8. Earlier, Congress MP Sanjay Nirupam had called TV actor-turned-politician Smriti Irani of the BJP a “naachne-wali” (one who dances for money). "Kal tak paiso ke liye TV par thumke lagati thi. Aaj chunavi vishleshak ban gayi!” (She danced for money on TV till the other day and has now become a poll analyst on TV!)” the Mumbai politico said. Obviously, Mr Nirupam has forgotten his own ‘BiggBoss’ days.
9. CPI(M) leader Anil Basu (now expelled) had a curious poser for West Bengal CM Mamata Bannerjee: “From which bhatar (Bengali slang for a prostitute's client) did she get Rs 24 crore to fund the Trinamool Congress's poll expenses?” Of course, the eminent neta knew that whenever a woman needs Rs 24 crore for election campaigns, she will go to a pimp. No questions asked.
10. President Pranab Mukherjee’s son and an MP from Bengal, Abhijit Mukherjee, meanwhile, thinks women can either be Mother India or Miss India. “Those who claim to be students — I can see many beautiful women among them — highly dented-painted (sic)... They're giving interviews on TV; they have brought their children to show them the scenes,” he had said at the height of the youth movement against rape and sexual violence in Delhi. (Read our earlier column here).
# Just as an aside, Gujarat chief minister Narendra Modi had a peculiar question about Shashi Tharoor’s wife Sunanda Pushkar: “Have you ever heard of a Rs 50-crore girlfriend?” Eh, care to elaborate more, Mr Modi?
PM Narendra Modi’s yet another niftily acronymed scheme, UDAN – short for Ude ‘Desh Ka Aam Naagrik’ and otherwise called ‘Regional Connectivity Scheme’ in officialese – got off to a flying start on Thursday. Modi formally launched a flight from Shimla to Delhi, and
He accompanied his father to film studios in Chennai and helped him in designing sets, but Thota Tharrani wanted to be an artist. So he studied mural painting and print-making, but as luck would have it, he finally returned to tinsel town. And the world soon took note. In Mani Ratnam’s pa
Is the AAP headed for a split?
A sale-purchase agreement was signed between Numaligarh Refinery Limited (NRL) and Bangladesh Petroleum Corporation (BPC) for supply of high speed diesel (HSD) through the proposed 131 km Indo-Bangla friendship pipeline. The agree
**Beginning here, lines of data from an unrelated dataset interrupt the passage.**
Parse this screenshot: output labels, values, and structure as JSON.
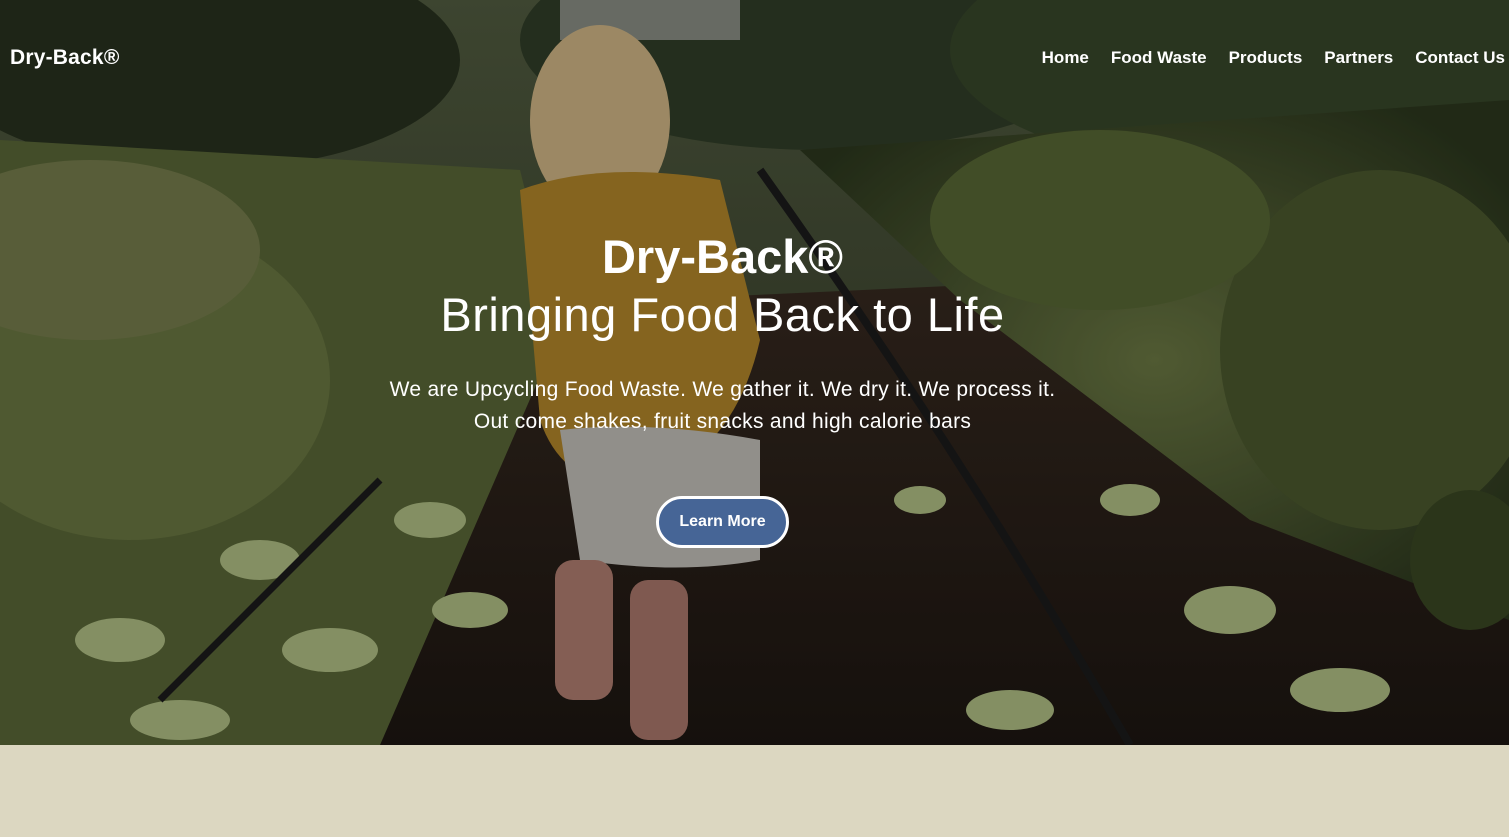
{
  "nav": {
    "brand": "Dry-Back®",
    "links": [
      "Home",
      "Food Waste",
      "Products",
      "Partners",
      "Contact Us"
    ]
  },
  "hero": {
    "title": "Dry-Back®",
    "subtitle": "Bringing Food Back to Life",
    "description_line1": "We are Upcycling Food Waste. We gather it. We dry it. We process it.",
    "description_line2": "Out come shakes, fruit snacks and high calorie bars",
    "cta_label": "Learn More",
    "background": "photo of a child in a yellow sweater walking between garden beds of kale and seedlings"
  },
  "colors": {
    "button_bg": "#466596",
    "band_bg": "#dcd7c1",
    "text": "#ffffff"
  }
}
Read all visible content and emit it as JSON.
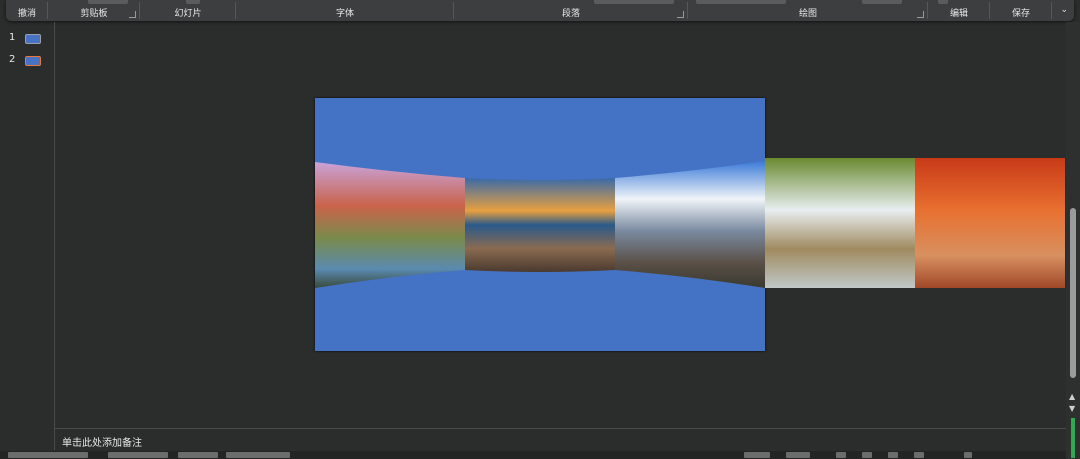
{
  "ribbon": {
    "groups": {
      "undo": "撤消",
      "clipboard": "剪贴板",
      "slides": "幻灯片",
      "font": "字体",
      "paragraph": "段落",
      "drawing": "绘图",
      "editing": "编辑",
      "save": "保存"
    },
    "collapse_icon": "chevron-down-icon"
  },
  "thumbnails": [
    {
      "number": "1",
      "selected": false
    },
    {
      "number": "2",
      "selected": true
    }
  ],
  "notes": {
    "placeholder": "单击此处添加备注"
  },
  "slide": {
    "background_color": "#4472c4",
    "carousel_images": [
      "mountains-river-photo",
      "boardwalk-sunset-photo",
      "alpine-chalet-photo",
      "waterfall-photo",
      "autumn-forest-photo"
    ]
  },
  "colors": {
    "app_background": "#2b2c2c",
    "ribbon": "#3d3e3f",
    "selection_accent": "#e8783c",
    "status_green": "#2faa52"
  }
}
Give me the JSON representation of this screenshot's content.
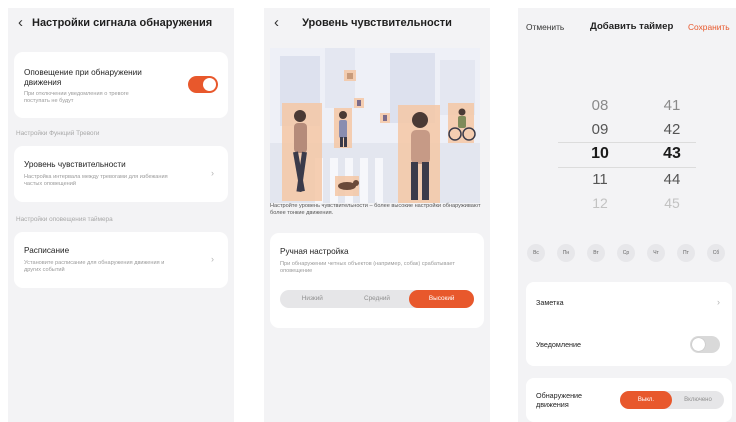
{
  "screen1": {
    "back_icon": "chevron-left-icon",
    "title": "Настройки сигнала обнаружения",
    "alert_card": {
      "title": "Оповещение при обнаружении движения",
      "desc": "При отключении уведомления о тревоге поступать не будут",
      "toggle_on": true
    },
    "section_alarm": "Настройки Функций Тревоги",
    "sensitivity_card": {
      "title": "Уровень чувствительности",
      "desc": "Настройка интервала между тревогами для избежания частых оповещений"
    },
    "section_timer": "Настройки оповещения таймера",
    "schedule_card": {
      "title": "Расписание",
      "desc": "Установите расписание для обнаружения движения и других событий"
    }
  },
  "screen2": {
    "back_icon": "chevron-left-icon",
    "title": "Уровень чувствительности",
    "caption": "Настройте уровень чувствительности – более высокие настройки обнаруживают более тонкие движения.",
    "manual": {
      "title": "Ручная настройка",
      "desc": "При обнаружении четных объектов (например, собак) срабатывает оповещение",
      "options": [
        "Низкий",
        "Средний",
        "Высокий"
      ],
      "selected": "Высокий"
    }
  },
  "screen3": {
    "cancel": "Отменить",
    "title": "Добавить таймер",
    "save": "Сохранить",
    "hours": [
      "08",
      "09",
      "10",
      "11",
      "12"
    ],
    "minutes": [
      "41",
      "42",
      "43",
      "44",
      "45"
    ],
    "selected_hour": "10",
    "selected_minute": "43",
    "days": [
      "Вс",
      "Пн",
      "Вт",
      "Ср",
      "Чт",
      "Пт",
      "Сб"
    ],
    "note_label": "Заметка",
    "notify_label": "Уведомление",
    "notify_on": false,
    "motion_label": "Обнаружение движения",
    "motion_options": [
      "Выкл.",
      "Включено"
    ],
    "motion_selected": "Выкл."
  },
  "colors": {
    "accent": "#e8582c",
    "highlight_box": "#f4c7a4",
    "background": "#f3f3f5"
  }
}
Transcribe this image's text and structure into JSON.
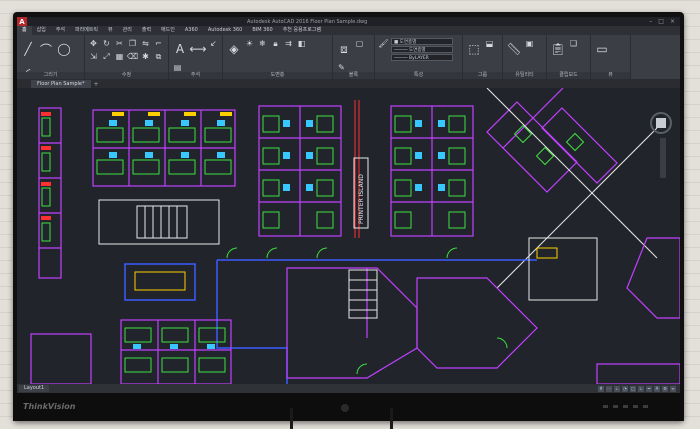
{
  "brand": "ThinkVision",
  "window": {
    "app_icon": "A",
    "title": "Autodesk AutoCAD 2016  Floor Plan Sample.dwg",
    "controls": [
      "–",
      "□",
      "×"
    ]
  },
  "ribbon_tabs": [
    "홈",
    "삽입",
    "주석",
    "파라메트릭",
    "뷰",
    "관리",
    "출력",
    "애드인",
    "A360",
    "Autodesk 360",
    "BIM 360",
    "추천 응용프로그램"
  ],
  "ribbon_panels": [
    {
      "label": "그리기"
    },
    {
      "label": "수정"
    },
    {
      "label": "주석"
    },
    {
      "label": "도면층"
    },
    {
      "label": "블록"
    },
    {
      "label": "특성"
    },
    {
      "label": "그룹"
    },
    {
      "label": "유틸리티"
    },
    {
      "label": "클립보드"
    },
    {
      "label": "뷰"
    }
  ],
  "properties_combos": [
    "■ 도면층별",
    "───── 도면층별",
    "───── ByLAYER"
  ],
  "file_tab": "Floor Plan Sample*",
  "drawing_labels": {
    "printer_island": "PRINTER ISLAND"
  },
  "layout_tab": "Layout1",
  "colors": {
    "walls": "#c040ff",
    "furniture": "#38c8ff",
    "green": "#40e040",
    "yellow": "#ffd000",
    "blue": "#3a5cff",
    "red": "#ff3030",
    "white": "#e8e8e8"
  }
}
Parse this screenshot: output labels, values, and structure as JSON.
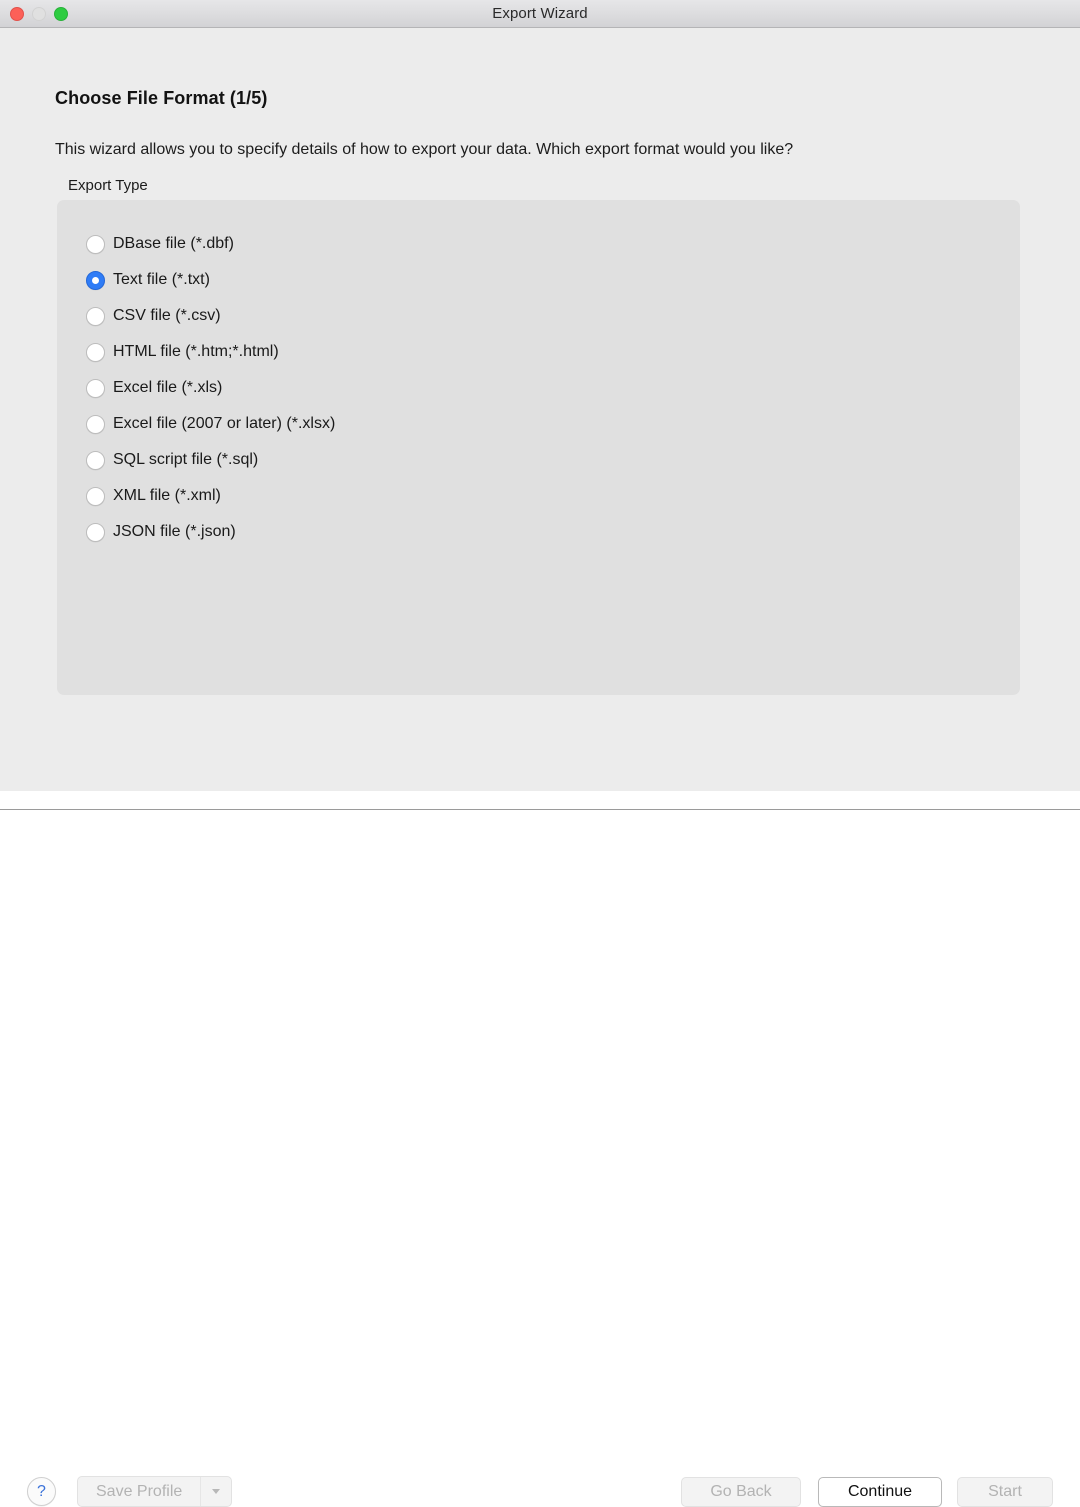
{
  "window": {
    "title": "Export Wizard",
    "traffic_lights": [
      {
        "name": "close",
        "color": "#fc6058",
        "enabled": true
      },
      {
        "name": "minimize",
        "color": "#e0e0e0",
        "enabled": false
      },
      {
        "name": "zoom",
        "color": "#2ecc41",
        "enabled": true
      }
    ]
  },
  "page": {
    "title": "Choose File Format (1/5)",
    "description": "This wizard allows you to specify details of how to export your data. Which export format would you like?",
    "step_current": 1,
    "step_total": 5
  },
  "export_type": {
    "group_label": "Export Type",
    "selected_index": 1,
    "options": [
      {
        "label": "DBase file (*.dbf)",
        "selected": false
      },
      {
        "label": "Text file (*.txt)",
        "selected": true
      },
      {
        "label": "CSV file (*.csv)",
        "selected": false
      },
      {
        "label": "HTML file (*.htm;*.html)",
        "selected": false
      },
      {
        "label": "Excel file (*.xls)",
        "selected": false
      },
      {
        "label": "Excel file (2007 or later) (*.xlsx)",
        "selected": false
      },
      {
        "label": "SQL script file (*.sql)",
        "selected": false
      },
      {
        "label": "XML file (*.xml)",
        "selected": false
      },
      {
        "label": "JSON file (*.json)",
        "selected": false
      }
    ]
  },
  "footer": {
    "help_label": "?",
    "save_profile_label": "Save Profile",
    "save_profile_enabled": false,
    "go_back_label": "Go Back",
    "go_back_enabled": false,
    "continue_label": "Continue",
    "continue_enabled": true,
    "start_label": "Start",
    "start_enabled": false
  },
  "colors": {
    "accent": "#2f7cf6",
    "window_bg": "#ececec",
    "panel_bg": "#e0e0e0",
    "help_glyph": "#3b72d9",
    "disabled_text": "#b3b3b3"
  }
}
The dismal performance of the Congress in the Municipal Corporations of Delhi elections forced party chief Ajay Maken to announce his resignation, ending an energetic effort to revive the party in the national capital. Ajay Maken, now 53, had taken over as the chief
The BJP’s clean sweep is not just a referendum on the Arvind Kejriwal government, but also could mark the beginning of the end of one of India’s youngest political parties, the Aam Aadmi Party (AAP). After the Bharatiya Janata Party’s massive win in the UP assembly elections, th